Mr. Sturza (53 years old) has started his political carrier in 1999 and became well-known for his nine-month running of the government. Although he withdrew from the political scene, many conationals would be in favor of his presidency in the county across the Prut River (Republic of Moldova – note
Interview with Victor Chirila: Moldova is close to becoming politically and institutionally failed state. Info-Prim Neo. 27.05.2013. 28.05.2013
The Republic of Moldova is very close to becoming a politically and institutionally failed state that will be ignored by its main foreign partners. According to Victor Chirila, executive director of the Foreign Policy Association, the only chance to avoid this collapse is to form a pro-European Government consisting of
Interview with the President of the Republic of Moldova, Nicolae Timofti, to the Lithuanian website 13.07.2012
Nicolae Timofti: I mean a bridge for people, goods and ideas to cross it over. In the Republic of Moldova, we have experts and institutions which are familiar with both East and West. Hundreds of thousands of Moldovans have travelled in Western Europe during the last years and continue to
Read more: Interviews

REPORT FROM THE COMMISSION TO THE EUROPEAN PARLIAMENT AND THE COUNCIL, Fourth Report on the implementation by the Republic of Moldova of the Action Plan on Visa Liberalisation. 21.06.2013. 21.06.2013 // 215.386Kb

Implementation of the European Neighbourhood Policy in 2012 Regional Report: Eastern Partnership, Brussels, 20.3.2013, SWD(2013) 85 final 21.03.2013
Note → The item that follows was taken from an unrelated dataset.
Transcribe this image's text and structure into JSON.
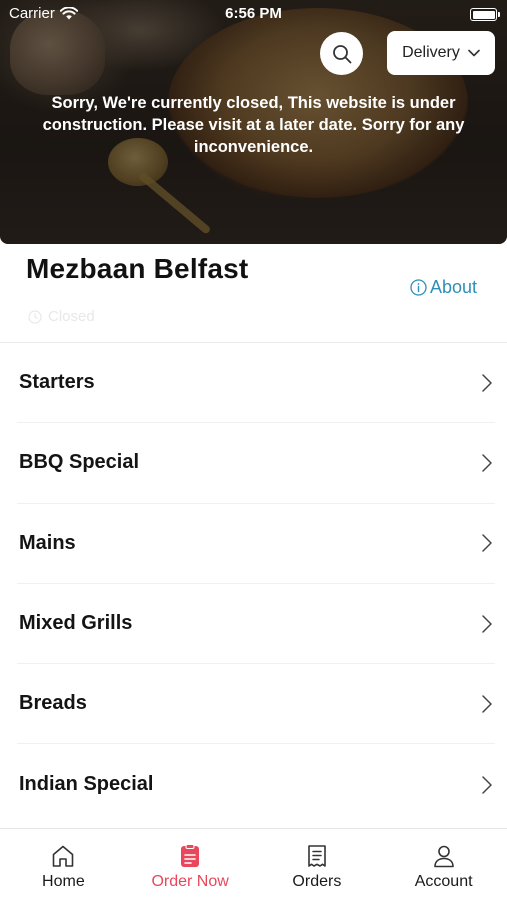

Implementation of the European Neighbourhood Policy in Republic of Moldova, Progress in 2012 and recommendations for action, Brussels, 20.3.2013, SWD(2013) 80 final 21.03.2013 // 203.862Kb

Read more: Documents

Frontiers of Democracy:Embedding Democratic Values in Central and Eastern Europe. Good practices and limits of transferability/ CEU/Visegrad Fund/APE. Edited by Bogdan Mihai Radu and Zsuzsanna Végh 02.02.2017
Democratization is a complex process that entails both critical choices of new institutions, and the rooting of those institutions in the societal ethos. Much of the literature on democratic transition, consolidation and Europeanization has been dominated by the study of legal and institutional crafting, especially concerning the post-communist and post-Soviet
Corneiul Ciurea: Confidence-Building in Moldova: Domestic and External Security Challenges. EU/ CIPDD/ APE/ PIC /EaP/ CSF 25.08.2016
Moldova’s security requires a consistent response to home-grown corruption and the risk of resulting political destabilisation along side the risks posed by the Russia Ukraine conflict and information warfare. Confidence-Building in Moldova:Domestic and External Security Challenges assesses the priorities for a security strategy to rebuild trust among citizens and strengthen
Dovilė Šukytė,Victoria Bucătaru,Simonas Čepėnas,Hennadiy Maksak,Svetlana Rogov,Iurii VdovenkoECONOMIC CHALLENGES OF UKRAINE AND MOLDOVA ON THE WAY TO EU. 22.02.2016 // 922.737Kb

The study is a result of the Capacity Building for Moldovan and Ukrainian NGOs to Assess the Economic Impact of Politically Motivated Actions project made possible by the re-granting mechanism of the Eastern Partnership Civil Society Forum, which includes assistance of the European Union and the National Endowment for Democracy.
Read more: Studies

Weekly Radio Programme 01.02.2009

Read more: Multimedia
str. Sciusev 64, MD-2012 Chisinau, Republica Moldova

Tel.: +373-22-224430, 210986
+373-22-210986, 233950
News  |  Analyses  |  Opinions & Comments  |  Interviews  |  Statements  |  Documents  |  Conferences  |  Studies  |  Events  |  EU - Transnistrian Dialogues  |  Multimedia  |  APE in MassMedia  |  Friedrich Ebert Stiftung  |  Projects  |  European Negociators
Copyright © 2020 Asociaţia pentru Politica Externă din Moldova.
All rights reserved.

This web site was developed and launched with the support of the British Embassy in Moldova
TRIMARAN - IT Solutions Company // web, interactive, motion and software development solutions //, B2B and B2C solutions  /  Branding & Graphic Design Services / Website Design and Development  /  E-Commerce Systems / Software Application Architecture and Development / Multimedia solutions  /  2D/3D modeling & animation solutions / Video & Post Production /
Made in Trimaran
Visits: 509683
Update by: 23.01.2018